1994 was a big year for Tim McGraw. With his first single, “Indian Outlaw,” he deftly revealed just how far we have to go with our relations with and conceptions of Native American people. Not that he meant to; he just released a terrible song, filled with awful clichés that reached Number One on the US charts because white people, right?
If you were to ask me what the worst song I’ve ever heard in my entire life is (go ahead; ask me, quietly, just whisper it in your mind), I would tell you without hesitation that Tim McGraw’s “Indian Outlaw” is the Abomination that Causes Desolation, the Thing That Should Not Be, the Final Solution of Country Music.
As I’ve said before, country music is a train wreck, a big one, where you can’t identify the body parts because they’ve been replaced by twisted steel and tiny fragments of seats and gears. Everything is all jumbled together and, unless you’ve happened to luck onto some old stuff, you can’t tell the country from the can’t-ry.
So why do I still listen?

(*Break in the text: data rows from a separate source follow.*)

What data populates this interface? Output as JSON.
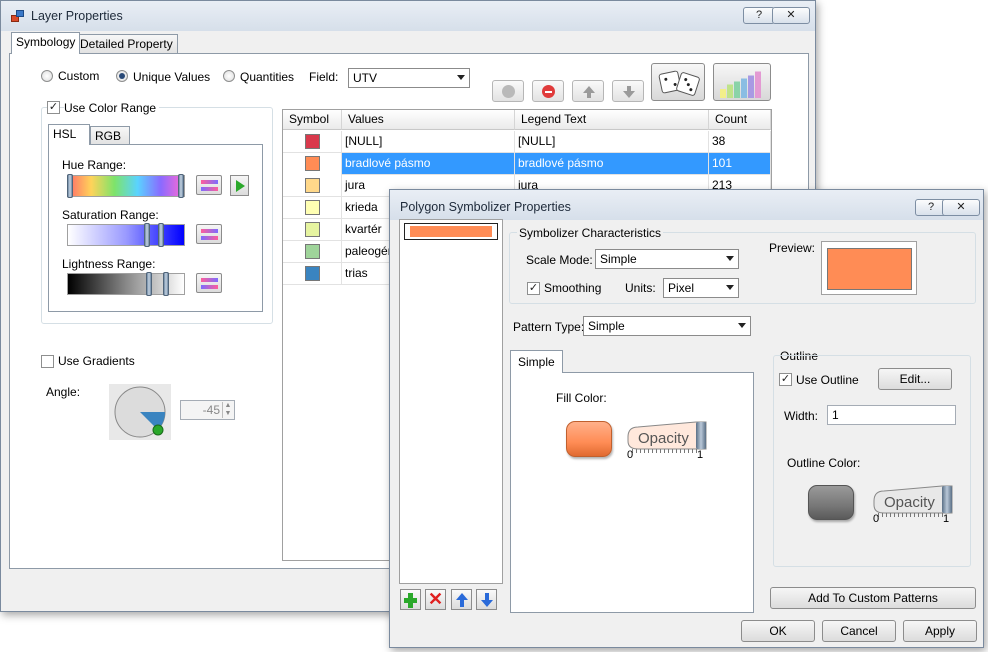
{
  "layer_window": {
    "title": "Layer Properties",
    "help_label": "?",
    "close_label": "✕",
    "tabs": [
      "Symbology",
      "Detailed Property"
    ],
    "modes": {
      "custom": "Custom",
      "unique": "Unique Values",
      "quantities": "Quantities"
    },
    "field_label": "Field:",
    "field_value": "UTV",
    "use_color_range": "Use Color Range",
    "color_tabs": [
      "HSL",
      "RGB"
    ],
    "hue_range": "Hue Range:",
    "saturation_range": "Saturation Range:",
    "lightness_range": "Lightness Range:",
    "use_gradients": "Use Gradients",
    "angle_label": "Angle:",
    "angle_value": "-45",
    "table": {
      "headers": [
        "Symbol",
        "Values",
        "Legend Text",
        "Count"
      ],
      "rows": [
        {
          "value": "[NULL]",
          "legend": "[NULL]",
          "count": "38",
          "color": "#d9394c"
        },
        {
          "value": "bradlové pásmo",
          "legend": "bradlové pásmo",
          "count": "101",
          "color": "#ff8c55"
        },
        {
          "value": "jura",
          "legend": "jura",
          "count": "213",
          "color": "#ffd88a"
        },
        {
          "value": "krieda",
          "legend": "",
          "count": "",
          "color": "#ffffb3"
        },
        {
          "value": "kvartér",
          "legend": "",
          "count": "",
          "color": "#e6f4a0"
        },
        {
          "value": "paleogén",
          "legend": "",
          "count": "",
          "color": "#9fd49a"
        },
        {
          "value": "trias",
          "legend": "",
          "count": "",
          "color": "#3a84c0"
        }
      ]
    }
  },
  "polygon_window": {
    "title": "Polygon Symbolizer Properties",
    "help_label": "?",
    "close_label": "✕",
    "symbolizer_characteristics": "Symbolizer Characteristics",
    "scale_mode_label": "Scale Mode:",
    "scale_mode_value": "Simple",
    "smoothing": "Smoothing",
    "units_label": "Units:",
    "units_value": "Pixel",
    "preview_label": "Preview:",
    "pattern_type_label": "Pattern Type:",
    "pattern_type_value": "Simple",
    "simple_tab": "Simple",
    "fill_color_label": "Fill Color:",
    "opacity_label": "Opacity",
    "opacity_min": "0",
    "opacity_max": "1",
    "outline_label": "Outline",
    "use_outline": "Use Outline",
    "edit_button": "Edit...",
    "width_label": "Width:",
    "width_value": "1",
    "outline_color_label": "Outline Color:",
    "add_custom_patterns": "Add To Custom Patterns",
    "ok": "OK",
    "cancel": "Cancel",
    "apply": "Apply",
    "fill_color": "#ff8c55",
    "outline_color": "#777777"
  }
}
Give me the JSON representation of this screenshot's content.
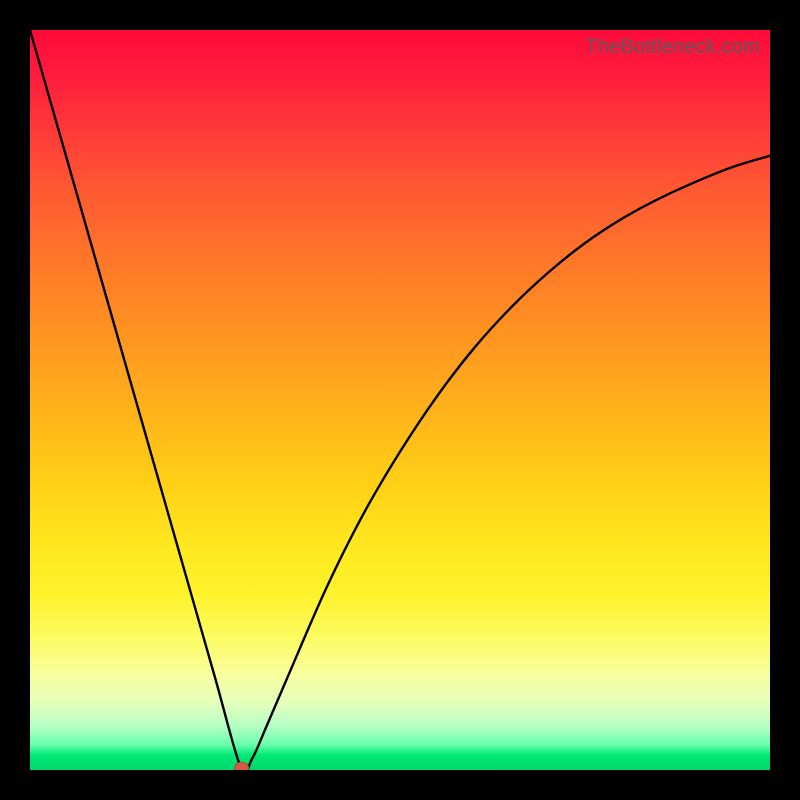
{
  "watermark": "TheBottleneck.com",
  "colors": {
    "frame": "#000000",
    "curve_stroke": "#000000",
    "marker_fill": "#d25a49",
    "marker_stroke": "#b34637"
  },
  "chart_data": {
    "type": "line",
    "title": "",
    "xlabel": "",
    "ylabel": "",
    "xlim": [
      0,
      100
    ],
    "ylim": [
      0,
      100
    ],
    "grid": false,
    "legend": false,
    "series": [
      {
        "name": "bottleneck-curve",
        "x": [
          0,
          5,
          10,
          15,
          20,
          25,
          28.5,
          30,
          32,
          35,
          40,
          45,
          50,
          55,
          60,
          65,
          70,
          75,
          80,
          85,
          90,
          95,
          100
        ],
        "y": [
          100,
          82.5,
          65,
          47.5,
          30,
          12.5,
          0.3,
          1.5,
          6,
          13,
          24.5,
          34.5,
          43,
          50.5,
          57,
          62.5,
          67.2,
          71.2,
          74.5,
          77.2,
          79.5,
          81.5,
          83
        ]
      }
    ],
    "annotations": [
      {
        "name": "minimum-marker",
        "x": 28.6,
        "y": 0.3
      }
    ],
    "background_gradient": {
      "type": "vertical",
      "stops": [
        {
          "pos": 0.0,
          "color": "#ff0a3a"
        },
        {
          "pos": 0.32,
          "color": "#ff7928"
        },
        {
          "pos": 0.62,
          "color": "#ffd216"
        },
        {
          "pos": 0.82,
          "color": "#fdfb60"
        },
        {
          "pos": 0.94,
          "color": "#b6ffc4"
        },
        {
          "pos": 1.0,
          "color": "#00d86b"
        }
      ]
    }
  }
}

This is the South, damn it, and we are nothing if not polite. When attempting to obtain female companionship, we may leer at a girl from a distance for a while, but really, that’s the same thing women do while shoe shopping. Look at the shoes, imagine what the shoes would look like on, think about taking them out for a night, and then return them to the store the next day because they just don’t fit.
Is that wrong?
Country music is all fucked up right now, a hat-wearing mass of contradictions, suffering from multiple personalities, trying to please all the people, all the time, and straying so far from its roots that hearing traditional country on the air anymore is a miracle. Country rap is on the rise, as are guitar riffs and bass lines that would have been giant hits as hair metal songs during the Eighties. It’s hard to even define country anymore, and if you think it is all sad trains and dogs and singlewide trailers and Mama in the rain, you haven’t listened to country in a long time. There are still novelty songs floating around, catchy like West Nile virus, the equivalent of waiting until the rest of the family is in bed before eating that box of donuts on the counter. Now the genre is showing a disturbing amount of culture appropriation, including all the misandry and misogyny found in some rap and R&B music. There’s a lot of shit out there, and finding a jewel among the turds is not an easy task.
And I’m saying this as a fan.
As much as there are terrible things in country music right now that need to be called out, the good songs also need to be recognized and praised. That’s about as close to a mission statement as you’ll get from me, and that’s what this new column is going to strive to do: separate the horrendous stinking crap from the finely crafted good songs and sparkling production Nashville has been known for since . . . well, since Buck Owens started recording in Bakersfield.
I told you country music was full of contradictions.